This Radon 153.0352.3 came to me for a battery exchange which I was able to perform as the customer waited. However, the watch didn’t come to life with its new 321 cell. I offered to service the movement for $50.00, and the customer was happy with the price.
The watch has an ETA 976.001 movement, which was quite dirty. The movement, however, is quality and the most common problems we experience with them are that they’re simply too dirty to run. I disassembled and cleaned/oiled the movement shortly after the customer left due to a cancelled appointment.
Upon reassembling it, I went to set the time and found a loose crown (the crown stem/crown with this movement are a TAP 9, while most of these movements use a TAP 10 stem) which I repaired by separating, adding a dab of red Loctite to the stem, and then firmly screwing the crown down.
I’m testing the watch over the weekend (bad weather in the area, and the customer can’t make it in today), but it is a fine woman’s watch with great visual appeal – I can understand why the customer chose to have it repaired, and I’m glad it was just a straightforward service with little material cost.

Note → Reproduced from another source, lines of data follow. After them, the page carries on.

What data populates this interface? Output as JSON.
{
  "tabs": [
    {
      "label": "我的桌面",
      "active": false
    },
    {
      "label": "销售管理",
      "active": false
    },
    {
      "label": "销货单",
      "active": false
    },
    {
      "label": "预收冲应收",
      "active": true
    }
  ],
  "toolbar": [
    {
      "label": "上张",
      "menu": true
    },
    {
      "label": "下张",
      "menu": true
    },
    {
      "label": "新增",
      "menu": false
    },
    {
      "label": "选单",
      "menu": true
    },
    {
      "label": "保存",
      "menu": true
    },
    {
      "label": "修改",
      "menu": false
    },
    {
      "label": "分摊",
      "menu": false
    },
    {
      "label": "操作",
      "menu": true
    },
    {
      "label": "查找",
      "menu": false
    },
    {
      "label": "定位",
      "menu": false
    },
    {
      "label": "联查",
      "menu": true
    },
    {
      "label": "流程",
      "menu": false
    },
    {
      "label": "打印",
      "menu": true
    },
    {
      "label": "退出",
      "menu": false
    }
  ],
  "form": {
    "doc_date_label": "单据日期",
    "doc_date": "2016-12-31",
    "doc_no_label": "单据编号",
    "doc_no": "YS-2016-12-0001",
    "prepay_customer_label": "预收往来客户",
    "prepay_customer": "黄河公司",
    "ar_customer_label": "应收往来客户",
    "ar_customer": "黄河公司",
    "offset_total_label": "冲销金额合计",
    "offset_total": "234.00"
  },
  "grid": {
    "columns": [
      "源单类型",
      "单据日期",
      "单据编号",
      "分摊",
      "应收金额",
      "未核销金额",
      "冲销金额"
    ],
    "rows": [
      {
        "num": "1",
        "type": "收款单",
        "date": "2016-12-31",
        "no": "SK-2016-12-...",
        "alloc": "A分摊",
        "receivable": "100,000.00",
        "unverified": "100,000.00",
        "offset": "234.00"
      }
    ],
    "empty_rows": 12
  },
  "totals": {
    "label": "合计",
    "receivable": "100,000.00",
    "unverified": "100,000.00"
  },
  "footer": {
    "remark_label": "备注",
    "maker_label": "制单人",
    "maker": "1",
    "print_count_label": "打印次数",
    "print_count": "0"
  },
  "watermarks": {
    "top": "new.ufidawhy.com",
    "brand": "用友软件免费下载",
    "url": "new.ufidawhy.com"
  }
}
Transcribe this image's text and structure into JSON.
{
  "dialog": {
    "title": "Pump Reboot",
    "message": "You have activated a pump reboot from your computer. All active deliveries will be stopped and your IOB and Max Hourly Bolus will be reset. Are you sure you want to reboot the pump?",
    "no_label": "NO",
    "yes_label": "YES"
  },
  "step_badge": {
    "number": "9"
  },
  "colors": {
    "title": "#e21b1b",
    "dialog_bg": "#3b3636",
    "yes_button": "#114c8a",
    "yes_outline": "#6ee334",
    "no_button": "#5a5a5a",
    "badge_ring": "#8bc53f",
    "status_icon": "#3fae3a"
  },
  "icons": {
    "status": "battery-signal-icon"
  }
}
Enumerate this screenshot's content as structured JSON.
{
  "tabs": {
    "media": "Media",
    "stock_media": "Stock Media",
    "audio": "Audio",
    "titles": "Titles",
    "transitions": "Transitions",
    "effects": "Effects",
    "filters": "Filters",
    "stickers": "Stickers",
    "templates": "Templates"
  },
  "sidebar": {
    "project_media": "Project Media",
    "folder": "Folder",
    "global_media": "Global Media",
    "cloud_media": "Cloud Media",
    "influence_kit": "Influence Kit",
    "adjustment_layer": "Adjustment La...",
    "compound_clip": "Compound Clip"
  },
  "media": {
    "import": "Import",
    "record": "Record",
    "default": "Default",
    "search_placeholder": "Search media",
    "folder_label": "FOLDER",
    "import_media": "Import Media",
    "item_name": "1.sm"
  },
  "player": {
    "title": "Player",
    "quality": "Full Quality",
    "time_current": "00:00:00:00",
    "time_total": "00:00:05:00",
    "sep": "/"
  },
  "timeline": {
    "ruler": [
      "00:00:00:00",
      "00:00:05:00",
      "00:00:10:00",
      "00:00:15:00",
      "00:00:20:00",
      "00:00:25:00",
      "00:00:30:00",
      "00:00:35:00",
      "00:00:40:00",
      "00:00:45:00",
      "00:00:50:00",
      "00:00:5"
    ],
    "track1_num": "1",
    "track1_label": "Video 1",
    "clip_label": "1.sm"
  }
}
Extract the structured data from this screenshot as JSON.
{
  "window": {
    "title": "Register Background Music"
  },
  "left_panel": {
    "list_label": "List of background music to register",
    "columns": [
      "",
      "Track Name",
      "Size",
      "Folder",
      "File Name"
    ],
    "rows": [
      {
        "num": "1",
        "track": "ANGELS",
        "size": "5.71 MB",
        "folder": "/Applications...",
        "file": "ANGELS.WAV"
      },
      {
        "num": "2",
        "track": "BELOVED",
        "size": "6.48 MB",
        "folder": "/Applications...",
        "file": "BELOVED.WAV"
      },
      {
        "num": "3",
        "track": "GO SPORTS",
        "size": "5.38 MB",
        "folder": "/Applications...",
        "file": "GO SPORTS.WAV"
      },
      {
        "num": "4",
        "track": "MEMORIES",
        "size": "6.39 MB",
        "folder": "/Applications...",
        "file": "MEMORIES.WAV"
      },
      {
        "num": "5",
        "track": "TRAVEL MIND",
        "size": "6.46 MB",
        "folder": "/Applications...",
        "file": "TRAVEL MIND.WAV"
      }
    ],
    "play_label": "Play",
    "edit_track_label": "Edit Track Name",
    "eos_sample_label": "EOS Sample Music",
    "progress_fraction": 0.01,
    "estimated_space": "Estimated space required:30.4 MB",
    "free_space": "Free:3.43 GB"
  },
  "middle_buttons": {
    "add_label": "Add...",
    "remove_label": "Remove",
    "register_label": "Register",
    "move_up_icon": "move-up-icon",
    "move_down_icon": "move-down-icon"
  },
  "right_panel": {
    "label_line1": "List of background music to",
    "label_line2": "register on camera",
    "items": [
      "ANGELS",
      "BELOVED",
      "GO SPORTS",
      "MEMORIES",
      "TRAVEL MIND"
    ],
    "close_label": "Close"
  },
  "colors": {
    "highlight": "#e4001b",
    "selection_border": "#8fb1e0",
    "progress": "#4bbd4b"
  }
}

So, what could have gone wrong with this watch? It was pretty dirty when I opened it up. The customer didn’t want a full cleaning of the case, but I did remove dirt from around the seal. Had it been dirty enough that major damage had occurred, we would have replaced the movement. That would have added significant materials cost, and put the repair in the $130 range (due to material costs).